I would also be remiss if I didn't use this platform to recognize the most recent awesome achievement made by Black Panther this weekend. Thanks to its $16.6 million take, the domestic total has been pushed up to $630.9 million, making it the most successful comic book movie in the history of the domestic box office. On the all-time charts here in the states it has passed Joss Whedon's The Avengers to become the fifth most successful release of all time, and next has Colin Trevorrow's Jurassic World ($652 million) in its sights. It remains a bit lower on the worldwide rankings - specifically at number 12 - but it's still not entirely clear where it will end up by the time it leaves theaters.

Coming up we have the sequel God's Not Dead: A Light In Darkness, and Tyler Perry's Acrimony - but the big new release this week is definitely Steven Spielberg's Ready Player One. I'll be back next Sunday to see how Friday's new releases shake things up, so join me then!

Eric Eisenberg
Assistant Managing Editor

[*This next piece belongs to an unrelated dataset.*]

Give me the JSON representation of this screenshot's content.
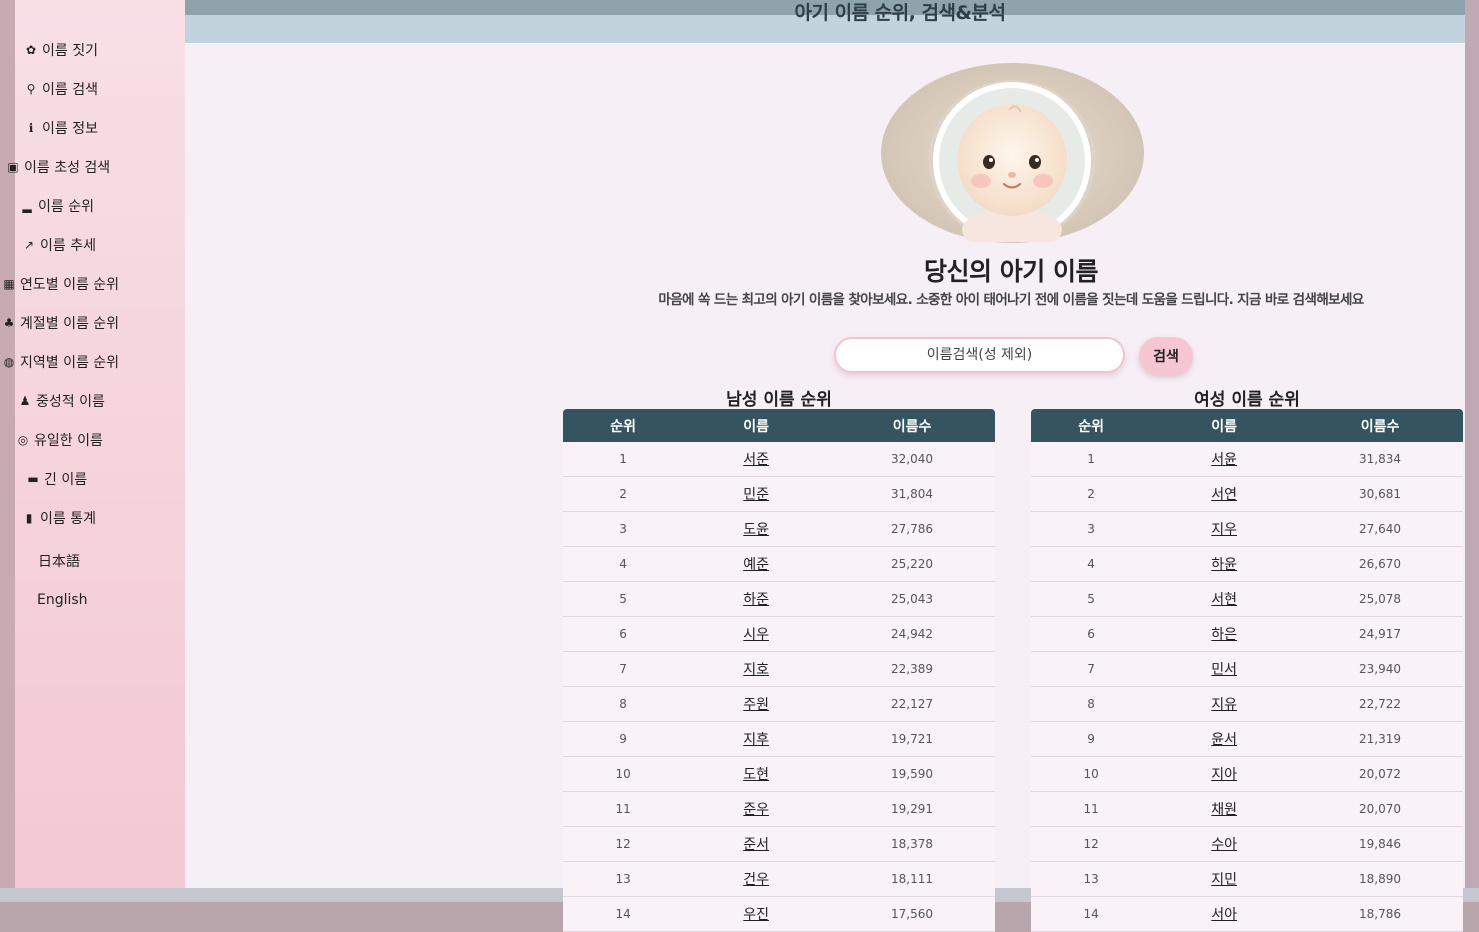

Eric Eisenberg is the Assistant Managing Editor at CinemaBlend. After graduating Boston University and earning a bachelor’s degree in journalism, he took a part-time job as a staff writer for CinemaBlend, and after six months was offered the opportunity to move to Los Angeles and take on a newly created West Coast Editor position. Over a decade later, he's continuing to advance his interests and expertise. In addition to conducting filmmaker interviews and contributing to the news and feature content of the site, Eric also oversees the Movie Reviews section, writes the the weekend box office report (published Sundays), and is the site's resident Stephen King expert. He has two King-related columns.